- [Exercise instructions]
Output the exact lines that start at the one containing "What's the underlying" and continue to the last line of the entries below; do not output pictures.
Entries shown below:
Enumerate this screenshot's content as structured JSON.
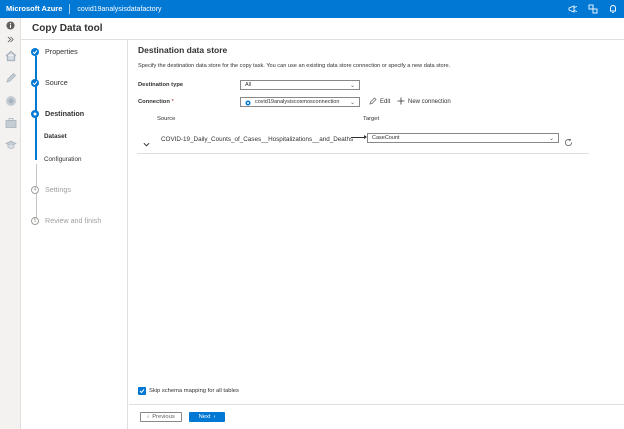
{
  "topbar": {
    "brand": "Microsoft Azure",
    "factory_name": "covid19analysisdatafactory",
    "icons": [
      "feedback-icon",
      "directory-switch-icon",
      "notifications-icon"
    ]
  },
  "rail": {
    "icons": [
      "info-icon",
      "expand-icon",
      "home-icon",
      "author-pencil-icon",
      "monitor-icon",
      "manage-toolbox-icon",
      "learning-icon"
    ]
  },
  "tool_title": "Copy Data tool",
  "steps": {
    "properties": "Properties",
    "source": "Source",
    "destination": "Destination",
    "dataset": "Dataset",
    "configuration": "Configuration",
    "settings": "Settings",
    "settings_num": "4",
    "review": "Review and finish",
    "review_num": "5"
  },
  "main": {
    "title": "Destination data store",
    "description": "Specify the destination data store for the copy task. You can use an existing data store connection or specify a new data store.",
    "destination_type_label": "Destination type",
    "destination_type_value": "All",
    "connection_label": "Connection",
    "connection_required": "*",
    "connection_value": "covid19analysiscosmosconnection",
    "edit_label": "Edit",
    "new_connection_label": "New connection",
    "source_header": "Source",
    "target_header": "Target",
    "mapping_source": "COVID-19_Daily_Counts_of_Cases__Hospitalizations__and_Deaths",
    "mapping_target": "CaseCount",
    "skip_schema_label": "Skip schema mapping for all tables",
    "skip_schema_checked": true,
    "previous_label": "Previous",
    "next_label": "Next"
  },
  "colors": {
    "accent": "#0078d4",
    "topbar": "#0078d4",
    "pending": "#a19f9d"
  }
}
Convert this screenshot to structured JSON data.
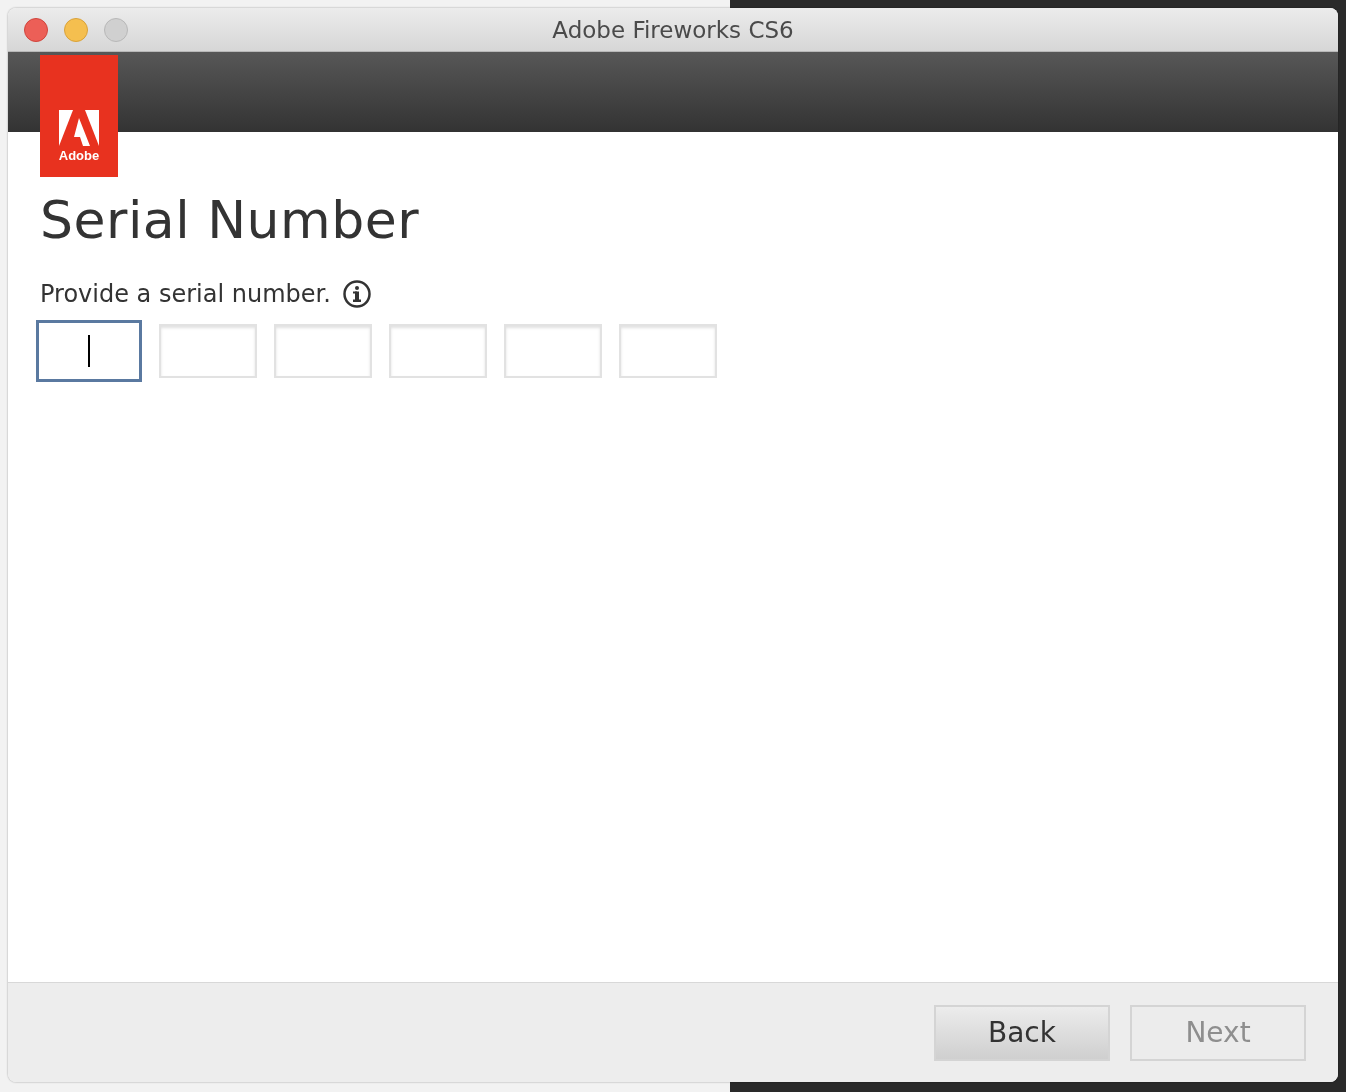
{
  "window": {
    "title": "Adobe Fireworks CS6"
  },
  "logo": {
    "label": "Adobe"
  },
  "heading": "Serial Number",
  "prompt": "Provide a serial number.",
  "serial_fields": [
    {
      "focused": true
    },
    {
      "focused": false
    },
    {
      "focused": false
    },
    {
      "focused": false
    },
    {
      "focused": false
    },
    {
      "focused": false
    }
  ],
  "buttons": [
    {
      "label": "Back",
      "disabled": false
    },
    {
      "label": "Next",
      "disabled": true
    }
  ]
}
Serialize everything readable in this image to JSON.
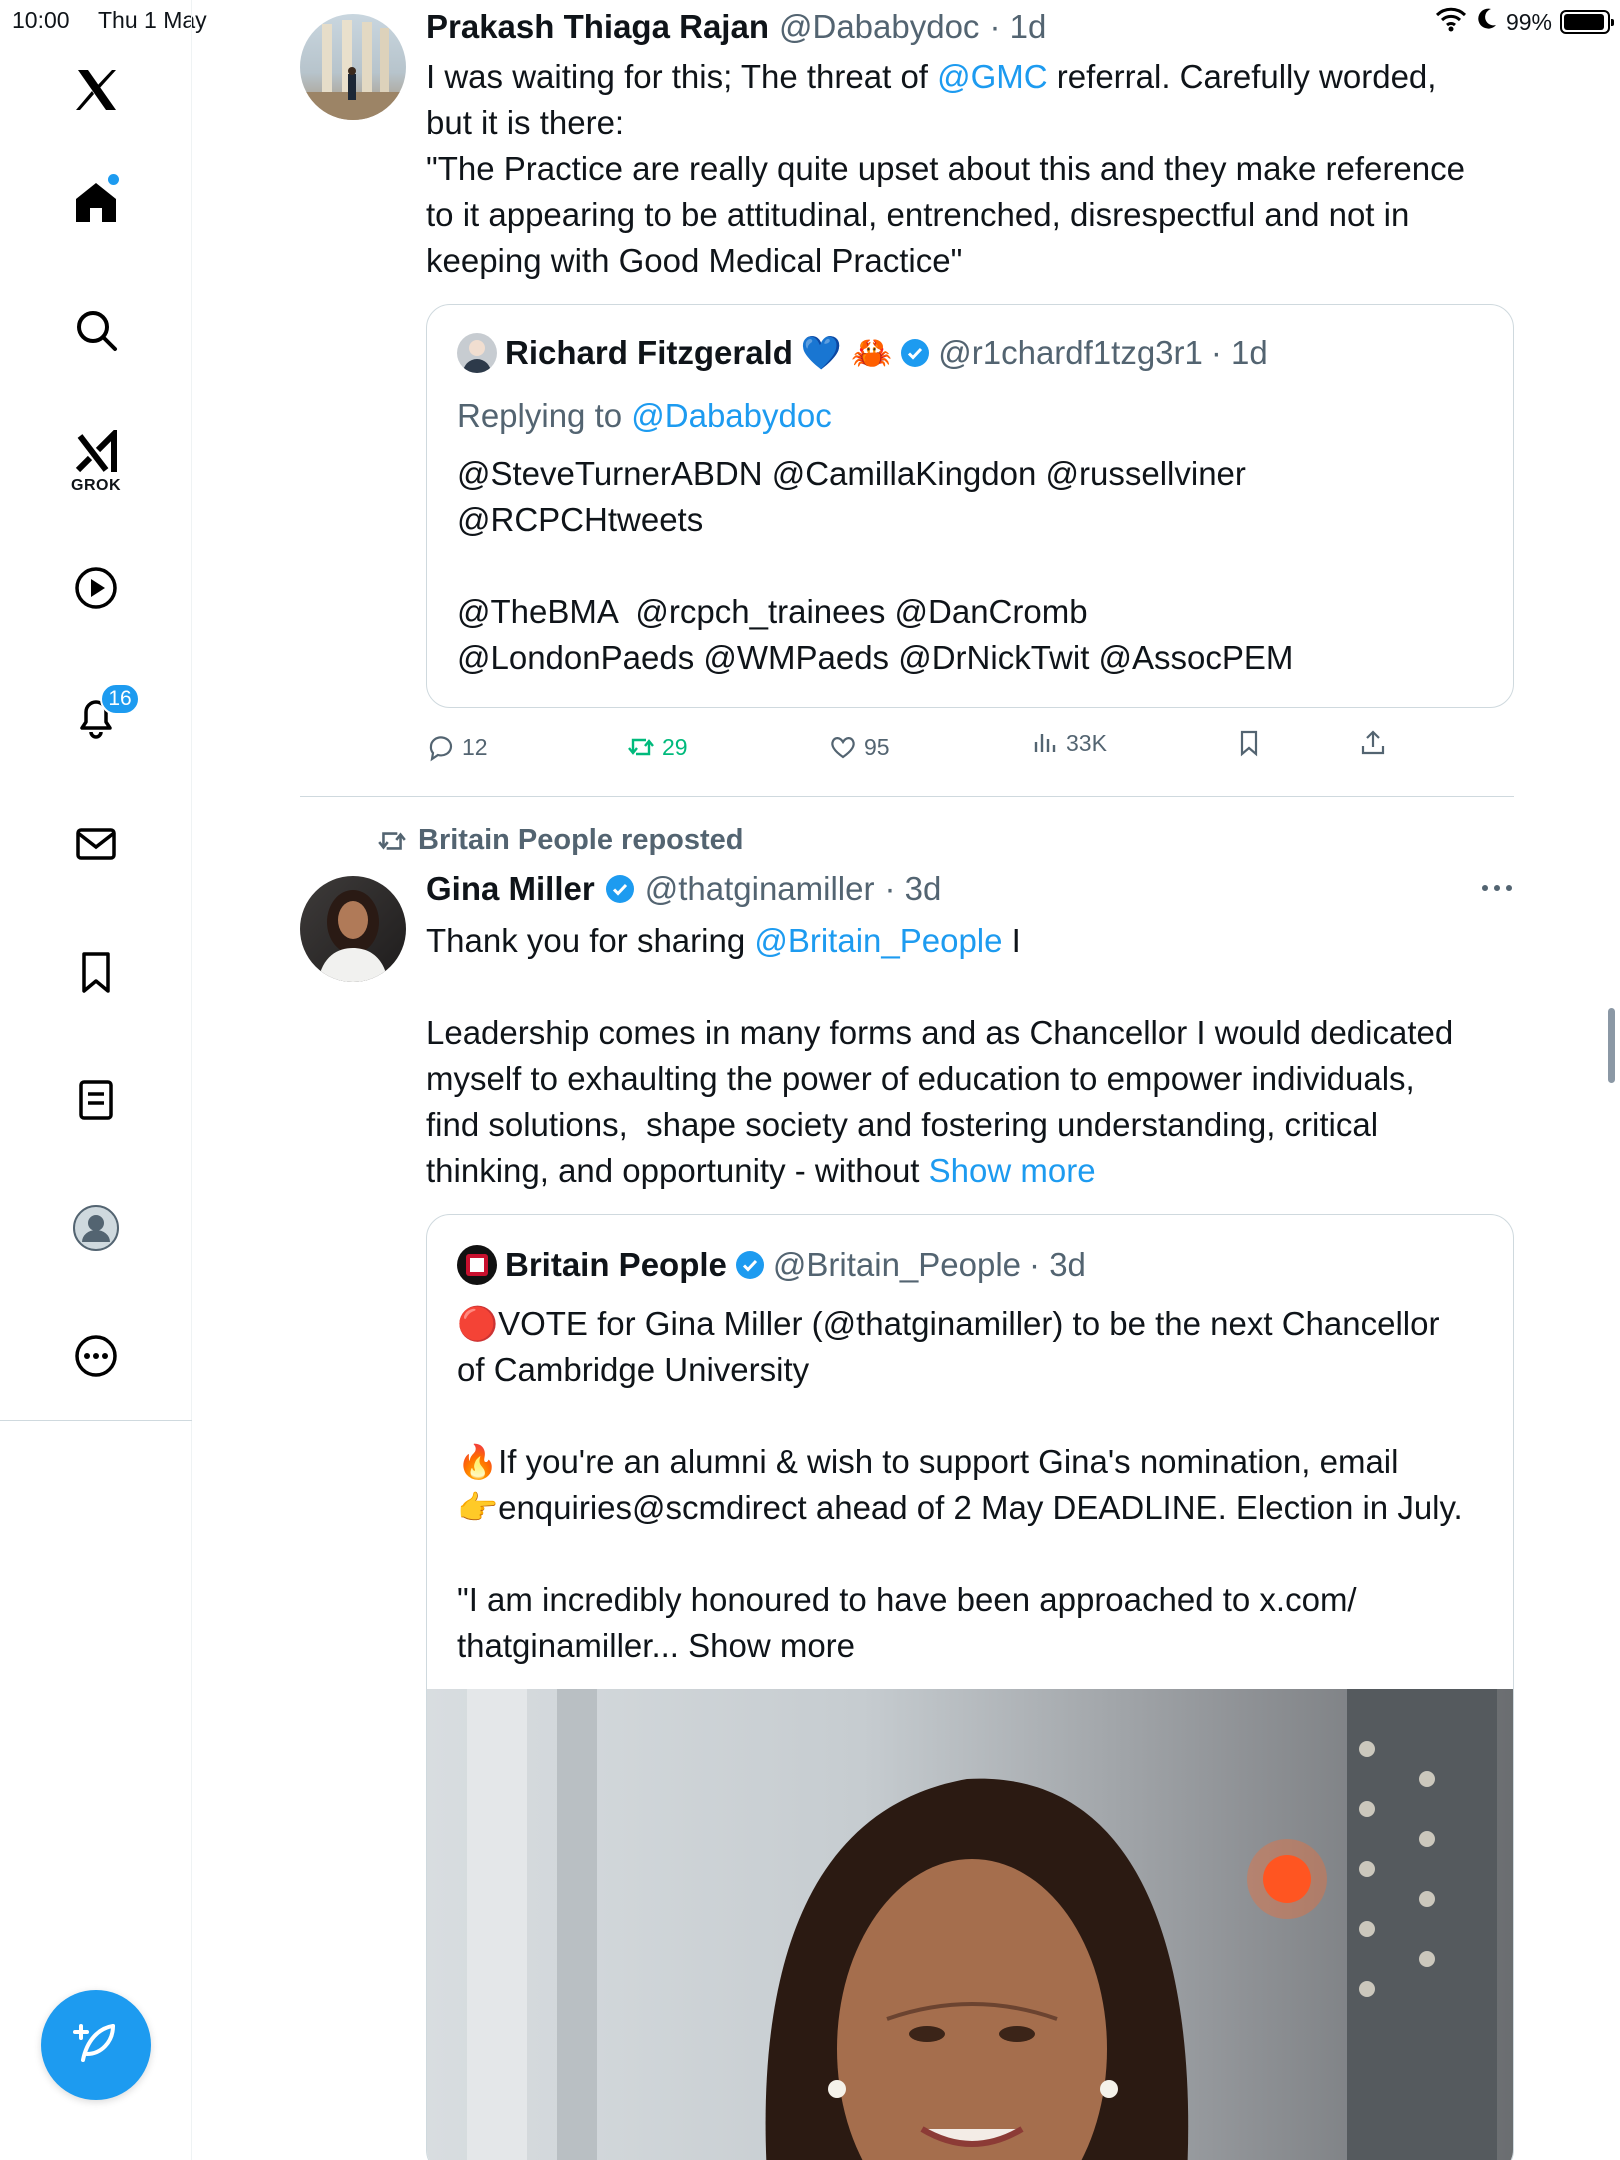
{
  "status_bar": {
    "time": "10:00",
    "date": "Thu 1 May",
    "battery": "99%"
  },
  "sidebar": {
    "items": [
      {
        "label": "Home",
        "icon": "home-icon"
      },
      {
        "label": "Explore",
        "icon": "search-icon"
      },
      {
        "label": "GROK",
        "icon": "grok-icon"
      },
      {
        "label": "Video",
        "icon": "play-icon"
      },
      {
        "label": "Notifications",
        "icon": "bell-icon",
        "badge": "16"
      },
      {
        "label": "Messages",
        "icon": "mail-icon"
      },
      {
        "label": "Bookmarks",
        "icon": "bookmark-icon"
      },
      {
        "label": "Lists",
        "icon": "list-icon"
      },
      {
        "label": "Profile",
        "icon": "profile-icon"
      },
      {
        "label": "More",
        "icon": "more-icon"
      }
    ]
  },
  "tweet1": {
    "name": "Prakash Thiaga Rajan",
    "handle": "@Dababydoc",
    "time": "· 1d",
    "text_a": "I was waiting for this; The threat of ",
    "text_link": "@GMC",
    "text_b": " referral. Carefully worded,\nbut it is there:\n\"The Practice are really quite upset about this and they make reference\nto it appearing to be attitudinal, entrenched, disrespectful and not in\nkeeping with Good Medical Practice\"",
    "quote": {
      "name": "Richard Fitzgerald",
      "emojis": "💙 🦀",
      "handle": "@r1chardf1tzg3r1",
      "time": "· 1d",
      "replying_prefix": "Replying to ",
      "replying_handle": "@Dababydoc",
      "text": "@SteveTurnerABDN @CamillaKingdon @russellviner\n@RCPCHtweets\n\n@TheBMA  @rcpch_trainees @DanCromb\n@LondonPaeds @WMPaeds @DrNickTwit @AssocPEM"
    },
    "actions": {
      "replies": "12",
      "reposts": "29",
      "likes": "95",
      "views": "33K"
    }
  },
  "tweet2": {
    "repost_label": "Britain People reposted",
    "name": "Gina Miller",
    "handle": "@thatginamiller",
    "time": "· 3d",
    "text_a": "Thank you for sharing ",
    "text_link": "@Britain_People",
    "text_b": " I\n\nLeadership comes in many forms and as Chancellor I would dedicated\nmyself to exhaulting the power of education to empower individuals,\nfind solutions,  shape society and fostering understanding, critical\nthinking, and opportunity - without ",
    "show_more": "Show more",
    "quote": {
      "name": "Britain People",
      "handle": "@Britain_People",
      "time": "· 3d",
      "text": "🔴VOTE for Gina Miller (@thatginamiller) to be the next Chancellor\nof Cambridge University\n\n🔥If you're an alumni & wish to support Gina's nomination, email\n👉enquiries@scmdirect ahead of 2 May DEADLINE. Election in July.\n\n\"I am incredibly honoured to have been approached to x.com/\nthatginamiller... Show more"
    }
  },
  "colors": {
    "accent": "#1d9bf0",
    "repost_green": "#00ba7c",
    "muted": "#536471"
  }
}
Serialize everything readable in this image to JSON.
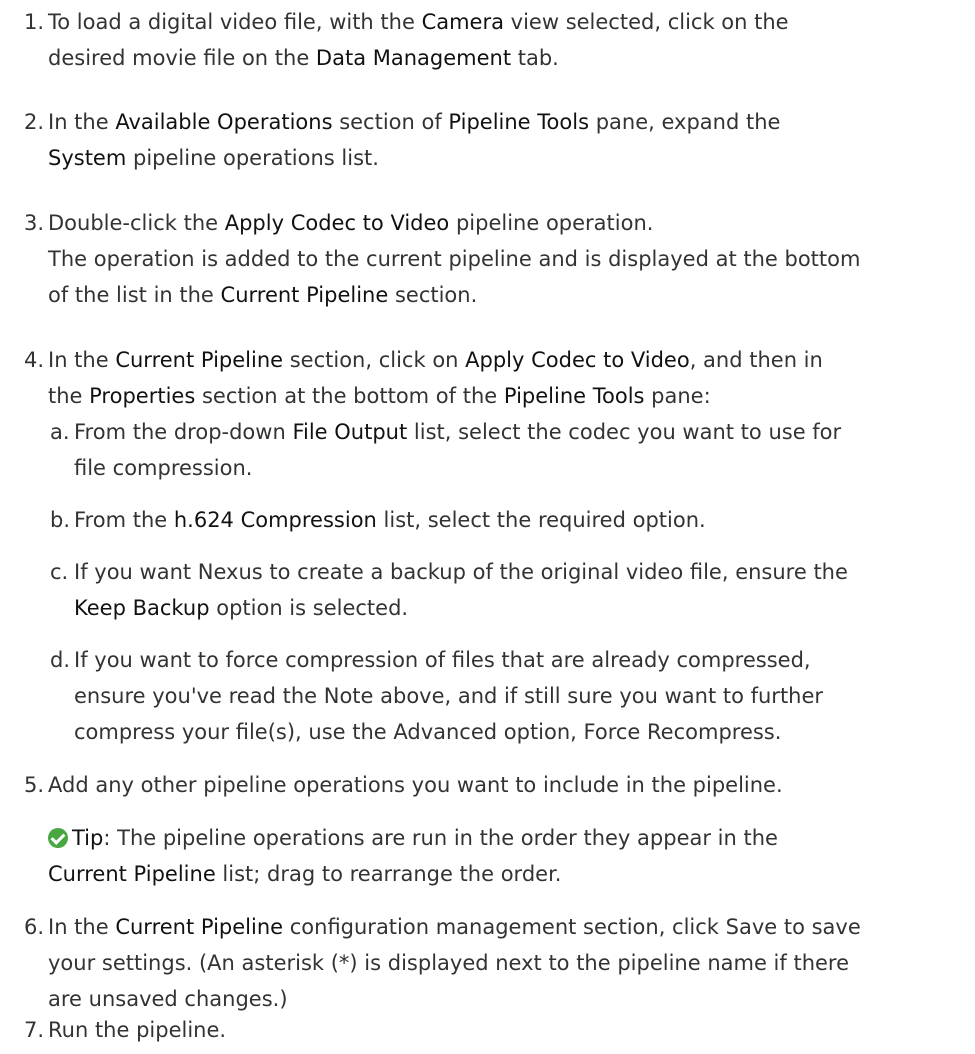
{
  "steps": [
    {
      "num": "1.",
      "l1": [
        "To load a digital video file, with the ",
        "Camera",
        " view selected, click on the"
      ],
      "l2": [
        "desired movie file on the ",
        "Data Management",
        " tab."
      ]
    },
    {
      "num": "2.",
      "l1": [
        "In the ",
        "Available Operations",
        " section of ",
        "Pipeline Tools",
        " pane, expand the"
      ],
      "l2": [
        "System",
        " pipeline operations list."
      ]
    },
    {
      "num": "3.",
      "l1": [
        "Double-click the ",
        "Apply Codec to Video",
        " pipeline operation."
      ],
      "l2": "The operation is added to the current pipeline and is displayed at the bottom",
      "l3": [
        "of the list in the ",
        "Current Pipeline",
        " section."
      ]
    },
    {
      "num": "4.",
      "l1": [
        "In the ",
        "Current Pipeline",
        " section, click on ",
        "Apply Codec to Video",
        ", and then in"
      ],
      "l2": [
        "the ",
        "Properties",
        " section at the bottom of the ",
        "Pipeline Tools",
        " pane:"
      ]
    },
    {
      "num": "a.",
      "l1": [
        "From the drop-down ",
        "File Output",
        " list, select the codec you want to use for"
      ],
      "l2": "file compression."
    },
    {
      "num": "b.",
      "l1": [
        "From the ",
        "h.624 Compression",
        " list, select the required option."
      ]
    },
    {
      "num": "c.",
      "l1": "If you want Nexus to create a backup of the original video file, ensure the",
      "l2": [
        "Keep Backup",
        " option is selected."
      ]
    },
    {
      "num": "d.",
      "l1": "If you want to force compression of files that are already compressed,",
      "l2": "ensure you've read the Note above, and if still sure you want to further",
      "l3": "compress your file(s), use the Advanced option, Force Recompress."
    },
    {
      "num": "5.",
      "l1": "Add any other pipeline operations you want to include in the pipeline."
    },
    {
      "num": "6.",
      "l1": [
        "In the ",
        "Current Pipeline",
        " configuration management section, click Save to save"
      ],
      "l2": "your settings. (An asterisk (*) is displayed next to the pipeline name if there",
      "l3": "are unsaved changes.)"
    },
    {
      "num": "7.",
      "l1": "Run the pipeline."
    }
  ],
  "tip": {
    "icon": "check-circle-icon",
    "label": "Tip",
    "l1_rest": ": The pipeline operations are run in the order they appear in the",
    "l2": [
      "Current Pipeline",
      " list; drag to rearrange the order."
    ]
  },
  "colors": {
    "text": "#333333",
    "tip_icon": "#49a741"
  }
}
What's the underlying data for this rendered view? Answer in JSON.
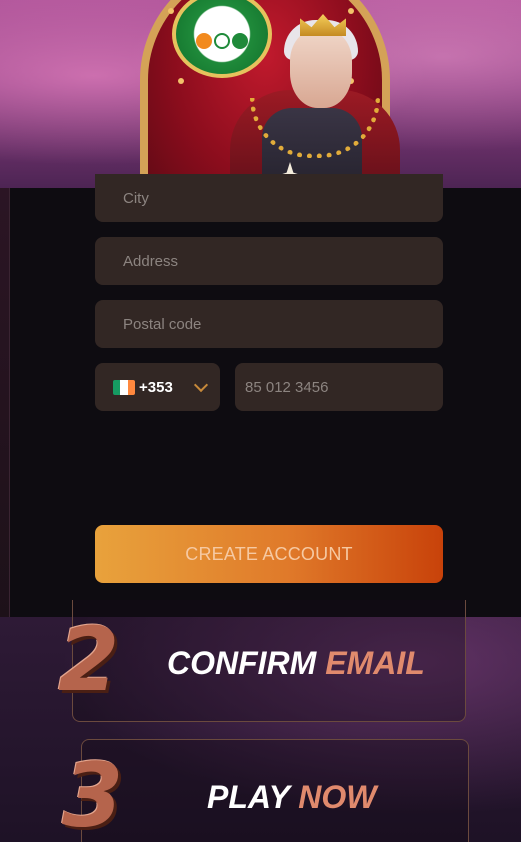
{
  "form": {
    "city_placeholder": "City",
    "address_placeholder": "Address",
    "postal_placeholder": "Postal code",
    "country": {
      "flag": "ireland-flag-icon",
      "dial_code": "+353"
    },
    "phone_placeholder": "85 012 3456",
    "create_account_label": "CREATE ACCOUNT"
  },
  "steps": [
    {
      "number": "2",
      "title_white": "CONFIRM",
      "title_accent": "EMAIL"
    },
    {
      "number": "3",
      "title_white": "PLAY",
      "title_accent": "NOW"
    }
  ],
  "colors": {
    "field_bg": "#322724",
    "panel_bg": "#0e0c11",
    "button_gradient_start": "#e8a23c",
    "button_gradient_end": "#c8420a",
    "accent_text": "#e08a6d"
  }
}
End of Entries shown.
- [Task answer]
What's the underlying data for this rendered view? Answer in JSON.
{
  "form": {
    "city_placeholder": "City",
    "address_placeholder": "Address",
    "postal_placeholder": "Postal code",
    "country": {
      "flag": "ireland-flag-icon",
      "dial_code": "+353"
    },
    "phone_placeholder": "85 012 3456",
    "create_account_label": "CREATE ACCOUNT"
  },
  "steps": [
    {
      "number": "2",
      "title_white": "CONFIRM",
      "title_accent": "EMAIL"
    },
    {
      "number": "3",
      "title_white": "PLAY",
      "title_accent": "NOW"
    }
  ],
  "colors": {
    "field_bg": "#322724",
    "panel_bg": "#0e0c11",
    "button_gradient_start": "#e8a23c",
    "button_gradient_end": "#c8420a",
    "accent_text": "#e08a6d"
  }
}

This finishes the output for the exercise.